Citizen journalists were also at the demonstration, which they covered by all means possible, multilingually and with objectivity, taking the place of the traditional media who were conspicuous by their absence. As Professor of Political Economy Nikos Smyrnaios remarked in a his research on coverage of the case on Twitter [el]:
communities formed in Twitter are able to operate autonomously across the news spectrum, from the production of primary news update till fact-checking and news dissemination without any journalist’s participation.
All speeches appear in the following video, edited and uploaded by iosifsk on his Youtube channel:
Tension continues to reign in the area. Given the severity of the situation, we will return to the case, should more news emerge.
Spanish group Todos somos griegos (We are all Greeks) made a Storify collection of Greek and other multilingual tweets about the recent events in Skouries. Global Voices author Asteris Masouras also made a Storify collection of these troubled two days’ tweets and contributed to the creation of this article.

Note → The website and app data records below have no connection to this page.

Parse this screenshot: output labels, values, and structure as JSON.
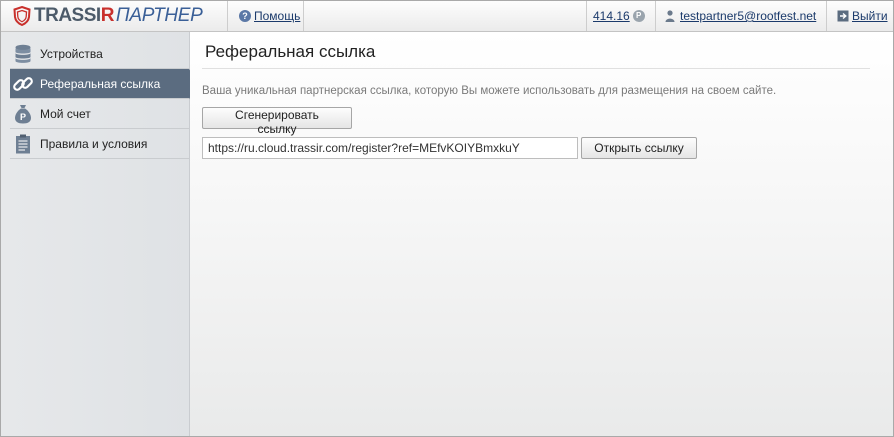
{
  "header": {
    "logo_brand_prefix": "TRASSI",
    "logo_brand_r": "R",
    "logo_partner": "ПАРТНЕР",
    "help_label": "Помощь",
    "balance": "414.16",
    "balance_icon_glyph": "P",
    "user_email": "testpartner5@rootfest.net",
    "logout_label": "Выйти"
  },
  "sidebar": {
    "items": [
      {
        "label": "Устройства",
        "icon": "database-icon",
        "active": false
      },
      {
        "label": "Реферальная ссылка",
        "icon": "link-icon",
        "active": true
      },
      {
        "label": "Мой счет",
        "icon": "money-bag-icon",
        "active": false
      },
      {
        "label": "Правила и условия",
        "icon": "document-icon",
        "active": false
      }
    ]
  },
  "main": {
    "title": "Реферальная ссылка",
    "description": "Ваша уникальная партнерская ссылка, которую Вы можете использовать для размещения на своем сайте.",
    "generate_button": "Сгенерировать ссылку",
    "referral_url": "https://ru.cloud.trassir.com/register?ref=MEfvKOIYBmxkuY",
    "open_button": "Открыть ссылку"
  },
  "colors": {
    "active_nav": "#5b6c80",
    "link": "#1b3a6b",
    "brand_red": "#c9302c",
    "brand_blue": "#3a5f97"
  }
}
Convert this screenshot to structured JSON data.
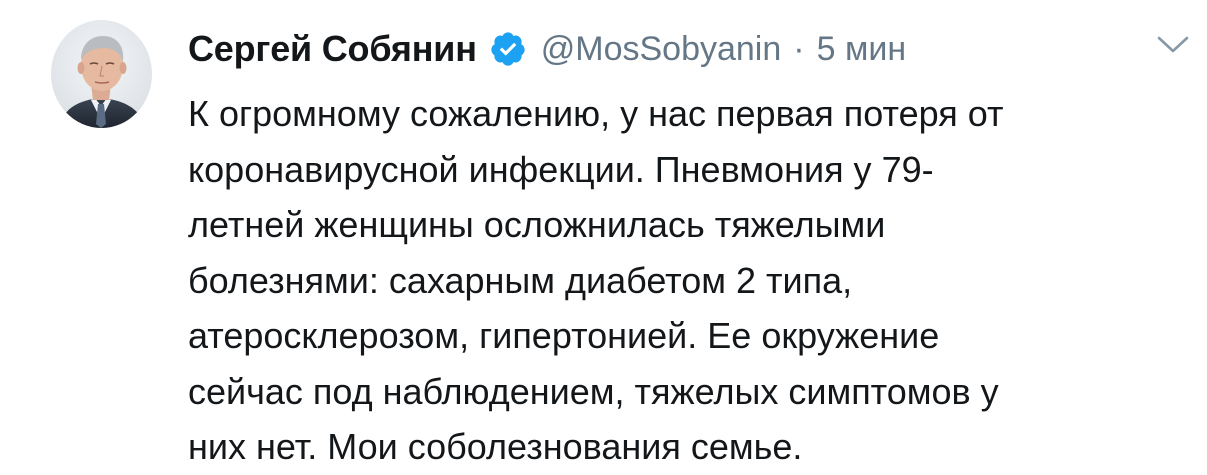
{
  "tweet": {
    "author": {
      "display_name": "Сергей Собянин",
      "handle": "@MosSobyanin",
      "verified_icon": "verified-badge-icon",
      "avatar": "avatar"
    },
    "separator": "·",
    "time": "5 мин",
    "menu_icon": "chevron-down-icon",
    "text_lines": [
      "К огромному сожалению, у нас первая потеря от",
      "коронавирусной инфекции. Пневмония у 79-",
      "летней женщины осложнилась тяжелыми",
      "болезнями: сахарным диабетом 2 типа,",
      "атеросклерозом, гипертонией. Ее окружение",
      "сейчас под наблюдением, тяжелых симптомов у",
      "них нет. Мои соболезнования семье."
    ]
  },
  "colors": {
    "text": "#14171a",
    "secondary": "#657786",
    "verified": "#1da1f2",
    "chevron": "#8899a6"
  }
}
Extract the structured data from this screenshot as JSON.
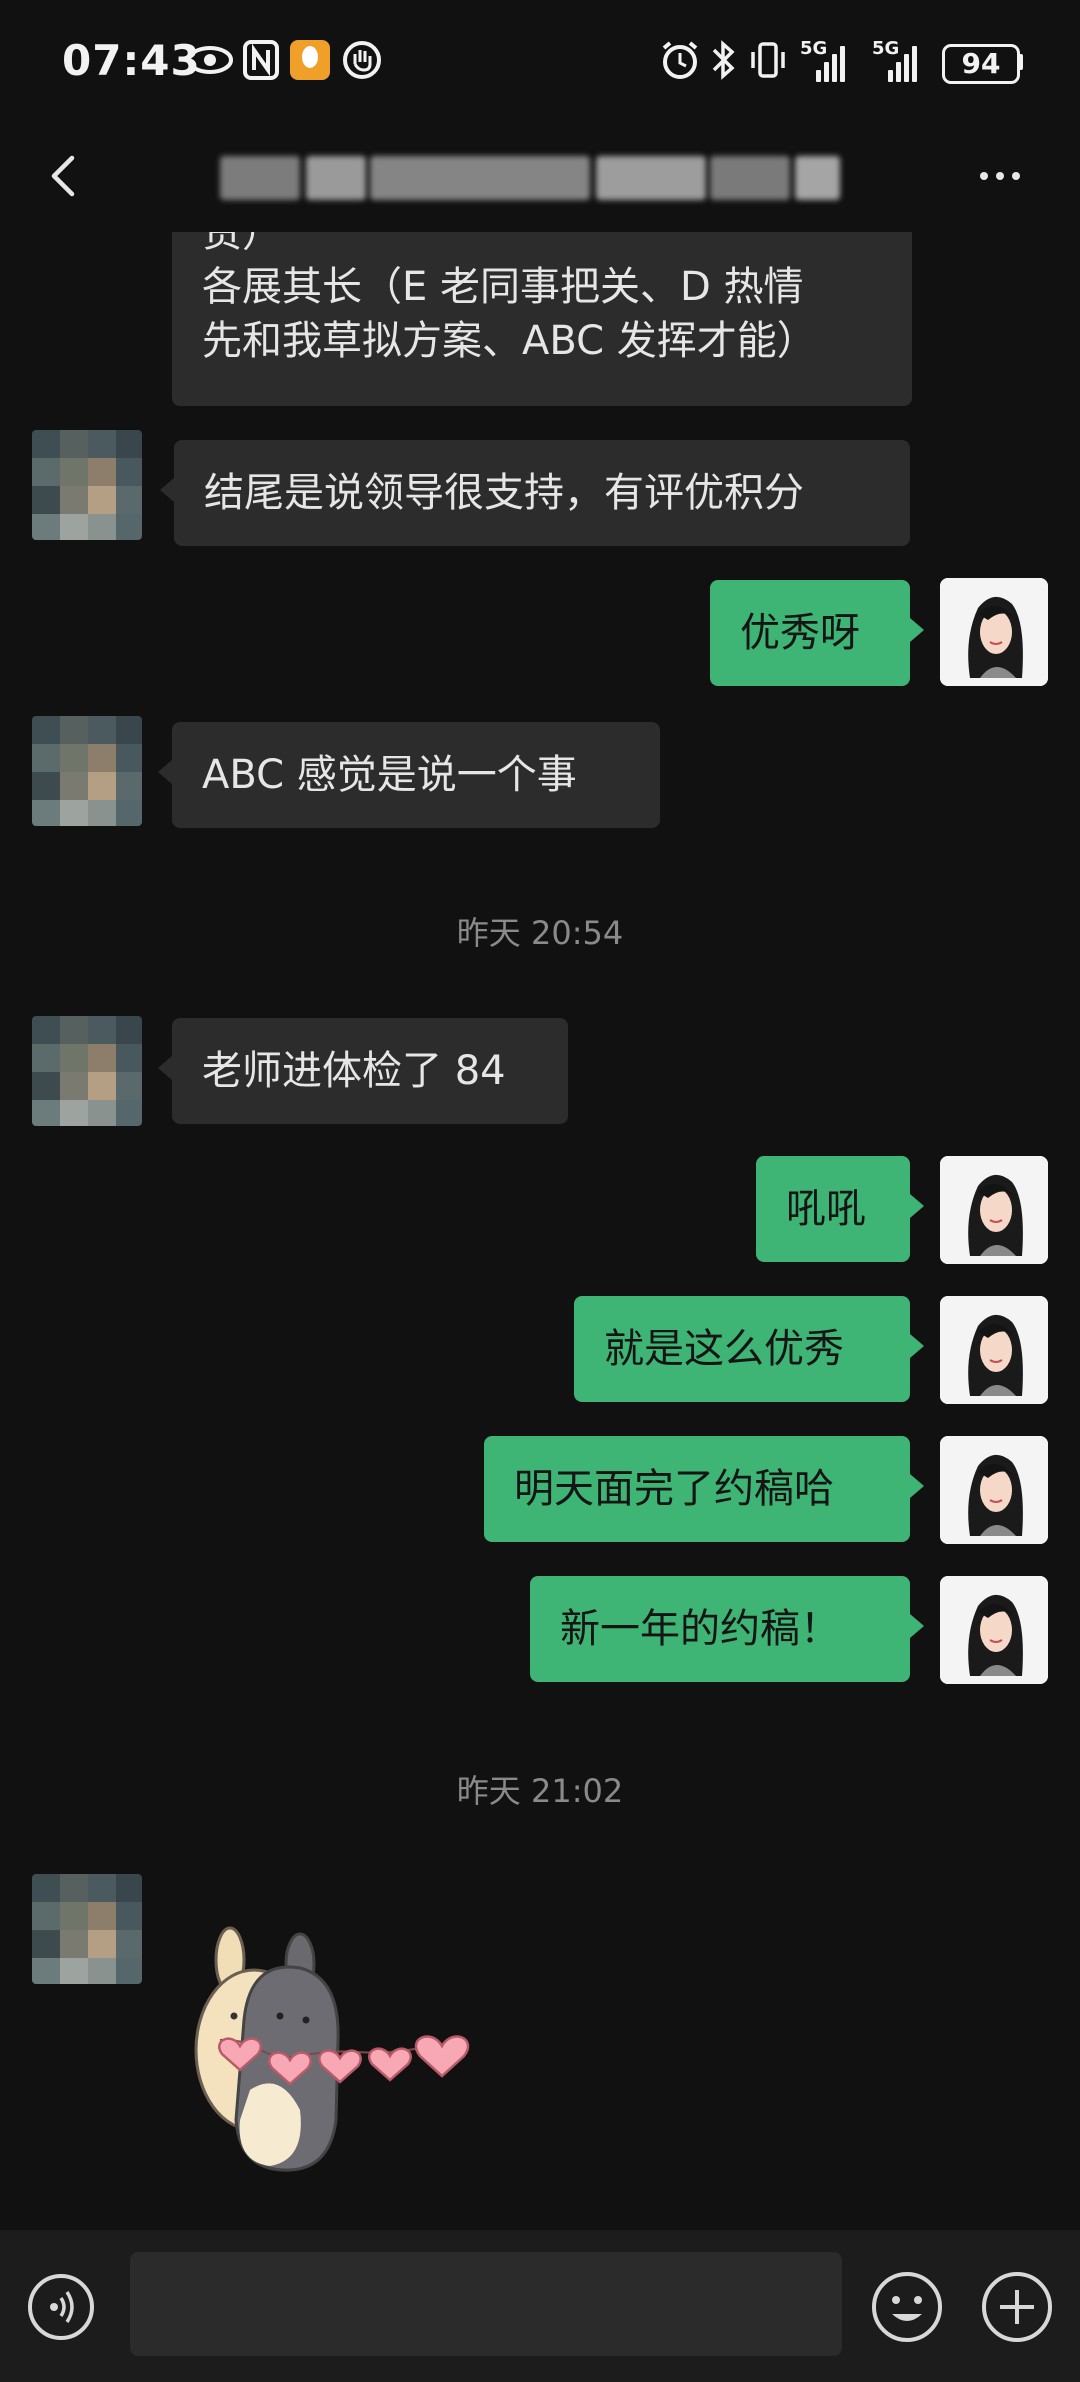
{
  "status_bar": {
    "time": "07:43",
    "signal1_label": "5G",
    "signal2_label": "5G",
    "battery": "94"
  },
  "header": {
    "title": "",
    "back_icon": "chevron-left-icon",
    "more_icon": "more-dots-icon"
  },
  "messages": [
    {
      "side": "in",
      "text_line1": "责）",
      "text_line2": "各展其长（E 老同事把关、D 热情",
      "text_line3": "先和我草拟方案、ABC 发挥才能）"
    },
    {
      "side": "in",
      "text": "结尾是说领导很支持，有评优积分"
    },
    {
      "side": "out",
      "text": "优秀呀"
    },
    {
      "side": "in",
      "text": "ABC 感觉是说一个事"
    },
    {
      "side": "in",
      "text": "老师进体检了 84"
    },
    {
      "side": "out",
      "text": "吼吼"
    },
    {
      "side": "out",
      "text": "就是这么优秀"
    },
    {
      "side": "out",
      "text": "明天面完了约稿哈"
    },
    {
      "side": "out",
      "text": "新一年的约稿！"
    }
  ],
  "timestamps": [
    "昨天 20:54",
    "昨天 21:02"
  ],
  "input_bar": {
    "value": "",
    "voice_icon": "voice-icon",
    "emoji_icon": "emoji-icon",
    "add_icon": "plus-circle-icon"
  },
  "colors": {
    "background": "#111111",
    "incoming_bubble": "#2c2c2c",
    "outgoing_bubble": "#3eb575"
  }
}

Related Articles from Around the Web:
- Skouries Gold Mine: Clashes between residents & police, tear gas in school (keeptalkinggreece.com)
- A Gang of Greek Activists Torched the Skouries Gold Mine (earthfirstnews.wordpress.com)
- Police use tear gas to break up Halkidiki demo (ekathimerini.com)